==== GIVEN ENTRIES ====
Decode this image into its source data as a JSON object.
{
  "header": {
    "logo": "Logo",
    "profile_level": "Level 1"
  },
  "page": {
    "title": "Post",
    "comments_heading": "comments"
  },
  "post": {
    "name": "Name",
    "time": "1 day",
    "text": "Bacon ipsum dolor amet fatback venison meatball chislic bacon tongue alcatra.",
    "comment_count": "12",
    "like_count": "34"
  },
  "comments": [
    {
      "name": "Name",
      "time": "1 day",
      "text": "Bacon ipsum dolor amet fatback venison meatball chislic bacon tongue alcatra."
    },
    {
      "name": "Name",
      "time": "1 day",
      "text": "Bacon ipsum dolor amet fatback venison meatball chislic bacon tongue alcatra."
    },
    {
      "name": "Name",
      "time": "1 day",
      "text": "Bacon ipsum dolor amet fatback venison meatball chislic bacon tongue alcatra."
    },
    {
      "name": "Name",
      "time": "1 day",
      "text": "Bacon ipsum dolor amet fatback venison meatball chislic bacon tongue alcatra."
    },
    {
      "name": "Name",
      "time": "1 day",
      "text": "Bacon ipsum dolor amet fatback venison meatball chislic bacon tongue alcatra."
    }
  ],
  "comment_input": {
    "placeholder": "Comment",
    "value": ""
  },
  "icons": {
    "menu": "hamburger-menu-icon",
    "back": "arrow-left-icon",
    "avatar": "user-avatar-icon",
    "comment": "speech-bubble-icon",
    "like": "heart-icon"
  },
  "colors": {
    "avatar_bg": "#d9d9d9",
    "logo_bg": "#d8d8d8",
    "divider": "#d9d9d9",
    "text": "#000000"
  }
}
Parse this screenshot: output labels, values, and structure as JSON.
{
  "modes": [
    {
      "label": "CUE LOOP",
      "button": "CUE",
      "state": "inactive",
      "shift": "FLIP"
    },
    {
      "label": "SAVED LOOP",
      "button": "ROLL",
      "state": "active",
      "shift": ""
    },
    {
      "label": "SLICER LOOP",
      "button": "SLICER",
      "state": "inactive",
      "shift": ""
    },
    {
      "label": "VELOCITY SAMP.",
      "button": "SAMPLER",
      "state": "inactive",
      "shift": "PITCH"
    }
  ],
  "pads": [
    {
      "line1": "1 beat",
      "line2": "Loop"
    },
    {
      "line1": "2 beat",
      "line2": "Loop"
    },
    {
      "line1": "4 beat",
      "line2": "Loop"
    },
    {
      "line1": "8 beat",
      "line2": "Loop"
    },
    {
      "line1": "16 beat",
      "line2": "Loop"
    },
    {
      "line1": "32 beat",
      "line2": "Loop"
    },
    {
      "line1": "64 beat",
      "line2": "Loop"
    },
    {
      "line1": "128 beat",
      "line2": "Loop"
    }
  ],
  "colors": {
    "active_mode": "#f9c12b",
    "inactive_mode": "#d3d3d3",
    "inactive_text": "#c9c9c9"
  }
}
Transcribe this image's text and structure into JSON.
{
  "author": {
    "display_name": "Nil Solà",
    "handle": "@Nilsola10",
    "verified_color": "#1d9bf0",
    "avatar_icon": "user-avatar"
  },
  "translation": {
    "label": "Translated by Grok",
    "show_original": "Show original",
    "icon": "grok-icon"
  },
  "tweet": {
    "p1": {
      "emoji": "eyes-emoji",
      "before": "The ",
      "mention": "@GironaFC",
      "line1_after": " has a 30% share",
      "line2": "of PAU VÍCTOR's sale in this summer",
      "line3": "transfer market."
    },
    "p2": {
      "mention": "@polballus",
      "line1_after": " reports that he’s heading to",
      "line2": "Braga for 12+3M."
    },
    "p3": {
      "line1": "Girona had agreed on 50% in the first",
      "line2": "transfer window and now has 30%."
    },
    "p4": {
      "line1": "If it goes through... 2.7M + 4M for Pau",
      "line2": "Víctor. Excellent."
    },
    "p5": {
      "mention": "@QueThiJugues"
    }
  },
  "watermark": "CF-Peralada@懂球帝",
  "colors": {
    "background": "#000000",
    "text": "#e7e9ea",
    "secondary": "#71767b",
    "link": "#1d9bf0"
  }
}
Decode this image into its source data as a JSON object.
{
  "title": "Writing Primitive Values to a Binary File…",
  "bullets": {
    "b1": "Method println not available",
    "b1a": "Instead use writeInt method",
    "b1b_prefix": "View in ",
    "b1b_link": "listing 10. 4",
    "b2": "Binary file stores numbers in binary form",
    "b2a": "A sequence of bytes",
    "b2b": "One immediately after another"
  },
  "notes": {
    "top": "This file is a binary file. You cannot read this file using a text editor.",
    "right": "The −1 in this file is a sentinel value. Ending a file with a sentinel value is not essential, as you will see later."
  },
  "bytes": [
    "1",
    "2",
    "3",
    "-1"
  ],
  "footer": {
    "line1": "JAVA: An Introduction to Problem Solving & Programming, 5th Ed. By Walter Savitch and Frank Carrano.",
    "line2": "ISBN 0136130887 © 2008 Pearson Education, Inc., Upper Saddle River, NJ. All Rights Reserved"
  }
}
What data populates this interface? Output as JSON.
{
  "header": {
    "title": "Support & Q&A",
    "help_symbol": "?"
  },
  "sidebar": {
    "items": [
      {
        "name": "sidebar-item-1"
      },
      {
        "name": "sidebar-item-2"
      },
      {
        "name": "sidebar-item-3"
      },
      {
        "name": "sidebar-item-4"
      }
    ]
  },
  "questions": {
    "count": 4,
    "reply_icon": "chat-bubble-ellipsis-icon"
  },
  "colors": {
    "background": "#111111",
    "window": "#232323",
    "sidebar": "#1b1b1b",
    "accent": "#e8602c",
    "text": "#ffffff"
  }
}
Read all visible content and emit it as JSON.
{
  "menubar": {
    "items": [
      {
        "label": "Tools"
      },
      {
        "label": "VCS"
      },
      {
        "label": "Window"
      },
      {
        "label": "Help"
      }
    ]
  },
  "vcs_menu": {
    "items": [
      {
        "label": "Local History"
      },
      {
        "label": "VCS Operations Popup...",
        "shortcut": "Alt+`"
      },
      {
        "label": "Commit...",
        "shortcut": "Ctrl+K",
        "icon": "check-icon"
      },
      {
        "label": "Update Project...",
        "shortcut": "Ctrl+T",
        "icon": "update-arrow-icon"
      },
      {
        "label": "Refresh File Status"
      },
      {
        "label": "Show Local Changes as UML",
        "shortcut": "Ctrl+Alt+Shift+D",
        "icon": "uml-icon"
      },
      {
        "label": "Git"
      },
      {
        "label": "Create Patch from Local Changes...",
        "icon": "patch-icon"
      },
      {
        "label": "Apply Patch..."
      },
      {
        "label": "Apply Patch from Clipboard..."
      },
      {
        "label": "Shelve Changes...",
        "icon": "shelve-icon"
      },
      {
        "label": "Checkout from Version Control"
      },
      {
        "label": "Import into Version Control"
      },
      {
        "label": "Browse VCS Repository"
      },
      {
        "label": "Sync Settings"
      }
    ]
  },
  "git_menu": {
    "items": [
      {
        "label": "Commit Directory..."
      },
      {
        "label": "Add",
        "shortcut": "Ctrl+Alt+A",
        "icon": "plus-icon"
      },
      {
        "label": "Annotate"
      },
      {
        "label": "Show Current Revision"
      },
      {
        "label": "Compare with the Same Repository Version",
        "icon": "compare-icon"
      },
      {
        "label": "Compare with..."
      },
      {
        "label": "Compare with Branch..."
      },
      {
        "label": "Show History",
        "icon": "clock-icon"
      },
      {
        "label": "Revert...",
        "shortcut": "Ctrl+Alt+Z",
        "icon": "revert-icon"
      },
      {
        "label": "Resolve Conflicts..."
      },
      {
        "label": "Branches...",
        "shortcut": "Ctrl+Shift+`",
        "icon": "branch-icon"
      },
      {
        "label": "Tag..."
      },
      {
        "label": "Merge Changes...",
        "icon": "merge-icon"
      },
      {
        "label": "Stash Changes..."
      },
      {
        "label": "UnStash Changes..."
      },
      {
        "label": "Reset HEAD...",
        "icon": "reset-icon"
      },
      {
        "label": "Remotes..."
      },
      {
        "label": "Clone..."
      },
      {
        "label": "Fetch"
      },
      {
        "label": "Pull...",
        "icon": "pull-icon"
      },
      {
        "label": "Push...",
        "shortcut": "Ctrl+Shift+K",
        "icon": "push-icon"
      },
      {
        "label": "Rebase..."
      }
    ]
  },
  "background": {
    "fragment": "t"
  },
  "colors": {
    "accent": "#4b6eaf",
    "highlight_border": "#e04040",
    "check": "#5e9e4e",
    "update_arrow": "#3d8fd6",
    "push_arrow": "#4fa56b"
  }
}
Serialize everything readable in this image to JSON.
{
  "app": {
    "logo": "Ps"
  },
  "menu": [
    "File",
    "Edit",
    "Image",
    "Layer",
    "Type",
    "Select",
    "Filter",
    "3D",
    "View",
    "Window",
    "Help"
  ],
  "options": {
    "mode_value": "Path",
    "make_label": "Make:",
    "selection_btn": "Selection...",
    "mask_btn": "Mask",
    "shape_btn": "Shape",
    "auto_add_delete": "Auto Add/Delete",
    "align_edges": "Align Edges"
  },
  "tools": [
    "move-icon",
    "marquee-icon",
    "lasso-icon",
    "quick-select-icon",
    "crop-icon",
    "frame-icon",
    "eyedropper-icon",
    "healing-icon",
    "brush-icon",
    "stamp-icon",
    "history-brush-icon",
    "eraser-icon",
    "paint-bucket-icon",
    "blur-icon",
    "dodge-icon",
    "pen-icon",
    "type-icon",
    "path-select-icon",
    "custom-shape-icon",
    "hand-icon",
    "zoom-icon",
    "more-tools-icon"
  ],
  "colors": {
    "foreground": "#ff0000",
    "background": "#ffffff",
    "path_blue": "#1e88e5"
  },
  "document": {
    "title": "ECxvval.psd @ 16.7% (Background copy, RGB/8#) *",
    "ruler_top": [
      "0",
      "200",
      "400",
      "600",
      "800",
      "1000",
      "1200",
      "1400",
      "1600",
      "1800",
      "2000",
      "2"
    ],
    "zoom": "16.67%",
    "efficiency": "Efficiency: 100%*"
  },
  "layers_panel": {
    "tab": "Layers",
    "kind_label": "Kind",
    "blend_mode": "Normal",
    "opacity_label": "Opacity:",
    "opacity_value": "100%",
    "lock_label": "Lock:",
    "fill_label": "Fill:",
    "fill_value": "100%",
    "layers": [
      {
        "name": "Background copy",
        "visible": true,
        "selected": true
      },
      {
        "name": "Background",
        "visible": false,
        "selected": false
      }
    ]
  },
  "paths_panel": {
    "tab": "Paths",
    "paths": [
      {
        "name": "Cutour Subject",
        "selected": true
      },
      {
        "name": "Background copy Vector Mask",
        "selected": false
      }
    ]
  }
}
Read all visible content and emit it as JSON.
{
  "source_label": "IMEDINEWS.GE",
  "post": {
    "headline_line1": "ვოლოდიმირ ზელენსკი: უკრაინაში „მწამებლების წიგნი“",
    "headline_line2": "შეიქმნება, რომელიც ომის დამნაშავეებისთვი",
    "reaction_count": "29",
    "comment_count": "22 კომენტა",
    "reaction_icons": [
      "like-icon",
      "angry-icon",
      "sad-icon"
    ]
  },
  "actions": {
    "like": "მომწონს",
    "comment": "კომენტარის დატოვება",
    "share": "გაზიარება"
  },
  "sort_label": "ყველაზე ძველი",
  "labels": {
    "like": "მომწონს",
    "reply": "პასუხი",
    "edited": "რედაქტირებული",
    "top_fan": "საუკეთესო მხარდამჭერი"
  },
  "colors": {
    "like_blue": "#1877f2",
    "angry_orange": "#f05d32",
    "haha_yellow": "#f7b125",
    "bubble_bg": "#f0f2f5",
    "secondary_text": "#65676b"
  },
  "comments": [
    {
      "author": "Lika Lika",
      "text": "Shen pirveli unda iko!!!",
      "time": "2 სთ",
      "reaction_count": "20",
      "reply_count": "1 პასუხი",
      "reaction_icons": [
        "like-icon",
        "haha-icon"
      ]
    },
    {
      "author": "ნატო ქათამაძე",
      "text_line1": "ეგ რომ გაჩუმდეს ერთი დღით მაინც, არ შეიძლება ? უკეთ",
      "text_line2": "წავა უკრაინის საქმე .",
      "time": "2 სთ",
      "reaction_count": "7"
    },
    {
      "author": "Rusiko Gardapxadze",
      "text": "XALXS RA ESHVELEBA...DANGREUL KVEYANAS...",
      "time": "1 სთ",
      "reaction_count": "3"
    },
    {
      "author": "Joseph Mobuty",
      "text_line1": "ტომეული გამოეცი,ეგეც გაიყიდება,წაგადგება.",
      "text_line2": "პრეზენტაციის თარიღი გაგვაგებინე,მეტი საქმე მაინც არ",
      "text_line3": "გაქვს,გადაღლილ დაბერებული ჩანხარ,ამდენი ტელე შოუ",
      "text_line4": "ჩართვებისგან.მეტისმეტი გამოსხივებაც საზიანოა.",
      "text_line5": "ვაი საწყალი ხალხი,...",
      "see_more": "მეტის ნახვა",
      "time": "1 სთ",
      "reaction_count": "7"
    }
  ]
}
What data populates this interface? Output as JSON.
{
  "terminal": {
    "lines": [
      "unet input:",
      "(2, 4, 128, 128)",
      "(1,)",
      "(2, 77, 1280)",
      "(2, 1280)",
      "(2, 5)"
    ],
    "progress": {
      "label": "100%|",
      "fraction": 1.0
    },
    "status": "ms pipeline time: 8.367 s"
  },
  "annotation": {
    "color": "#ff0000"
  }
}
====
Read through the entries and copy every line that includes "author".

• SOLUTION TO THE PROBLEM:
  "author": {
      "author": "Lika Lika",
      "author": "ნატო ქათამაძე",
      "author": "Rusiko Gardapxadze",
      "author": "Joseph Mobuty",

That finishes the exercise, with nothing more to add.